Kindergarten - K.OA.2

What Types of Word Problems Do You See In Kindergarten? Kindergarten students only deal with problems that involve addition and subtraction. However, teachers try to add creativity to the problems. In some instances, students learn the relationship of numbers before they go for solving the problem. Let us discuss the concept in the form of an example. Claudia put ______ fish food flakes in the fish tank before she goes to school, and _____ few more when she got back home. How many flakes did she put in total? Now, in this problem, the students have the leisure to fill the gaps with numbers of their choice. After the students choose the numbers of their choice, the solution of the question is adding those two numbers. Now, let us consider another example. Addison had ______ pieces of mangoes in her bowl. She ate some while doing her homework. Now, there are _____ pieces of mangoes left in her bowl. How many pieces did she eat? In this question, students can once again add numbers of their choice. However, here Addison had more pieces of mangoes, and she reduced them after she ate some of them. Here, the students need to be careful in choosing their numbers. The first number should be greater than the second number. This series of worksheets and lessons helps introduce students to the concept of a word problem with simple adding or subtracting found within it.

Printable Worksheets And Lessons

Strategies for Helping Kindergarteners with Math Word Problems

The first thing that students often have difficulty with, at this level, is to understand it is a math problem. If there are no numbers present or they are written word form this will often confuse and even overload a few students. You should start with problems that help build them up emotionally. Make the problems clearly display the values that are to be considered. The next step is to help students learn to identify words or phrases that would indicate the type of operations that they will need to process in order to make sense of this problem. Since we are working with addition and subtraction, we should be looking for the words and phrases that would help us understand which of those operations are at work. For addition we might look for: altogether, combined, increase, and more than. For subtraction we would look for words or phrases such as: fewer, decrease, take away, less than, or difference. The last strategy which I feel has a huge impact on motivation levels of students is to make the math real for students.

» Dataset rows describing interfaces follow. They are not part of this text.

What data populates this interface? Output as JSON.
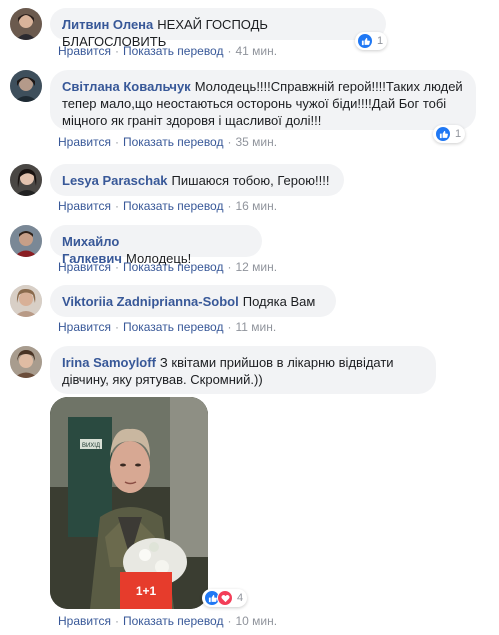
{
  "actions": {
    "like_label": "Нравится",
    "separator": "·",
    "translate_label": "Показать перевод"
  },
  "comments": [
    {
      "author": "Литвин Олена",
      "text": "НЕХАЙ ГОСПОДЬ БЛАГОСЛОВИТЬ",
      "time": "41 мин.",
      "reactions": {
        "types": [
          "like"
        ],
        "count": "1"
      }
    },
    {
      "author": "Світлана Ковальчук",
      "text": "Молодець!!!!Справжній герой!!!!Таких людей тепер мало,що неостаються осторонь чужої біди!!!!Дай Бог тобі міцного як граніт здоровя і щасливої долі!!!",
      "time": "35 мин.",
      "reactions": {
        "types": [
          "like"
        ],
        "count": "1"
      }
    },
    {
      "author": "Lesya Paraschak",
      "text": "Пишаюся тобою, Герою!!!!",
      "time": "16 мин."
    },
    {
      "author": "Михайло Галкевич",
      "text": "Молодець!",
      "time": "12 мин."
    },
    {
      "author": "Viktoriia Zadniprianna-Sobol",
      "text": "Подяка Вам",
      "time": "11 мин."
    },
    {
      "author": "Irina Samoyloff",
      "text": "З квітами прийшов в лікарню відвідати дівчину, яку рятував. Скромний.))",
      "time": "10 мин.",
      "reactions": {
        "types": [
          "like",
          "love"
        ],
        "count": "4"
      },
      "photo": {
        "sign_text": "ВИХІД",
        "logo_text": "1+1"
      }
    }
  ],
  "colors": {
    "link": "#385898",
    "meta": "#90949c",
    "bubble": "#f2f3f5",
    "like": "#2078f4",
    "love": "#f33e58"
  }
}
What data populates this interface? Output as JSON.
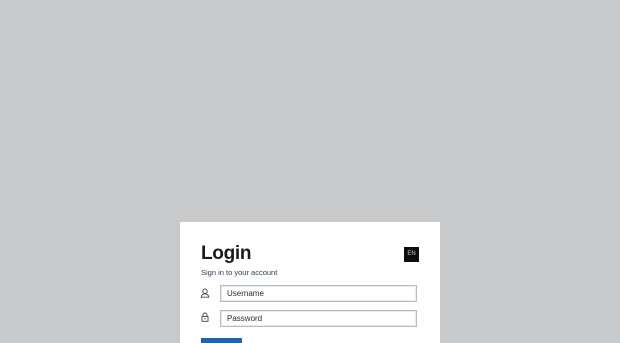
{
  "login": {
    "title": "Login",
    "subtitle": "Sign in to your account",
    "language_label": "EN",
    "username_placeholder": "Username",
    "password_placeholder": "Password",
    "submit_label": ""
  },
  "colors": {
    "background": "#c8c9cb",
    "card": "#ffffff",
    "primary_button": "#1f64a6",
    "language_button": "#0d0d0d"
  },
  "icons": {
    "username": "user-icon",
    "password": "lock-icon"
  }
}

Put them in a scenario which relates to their everyday life, nothing that you need to introduce them to.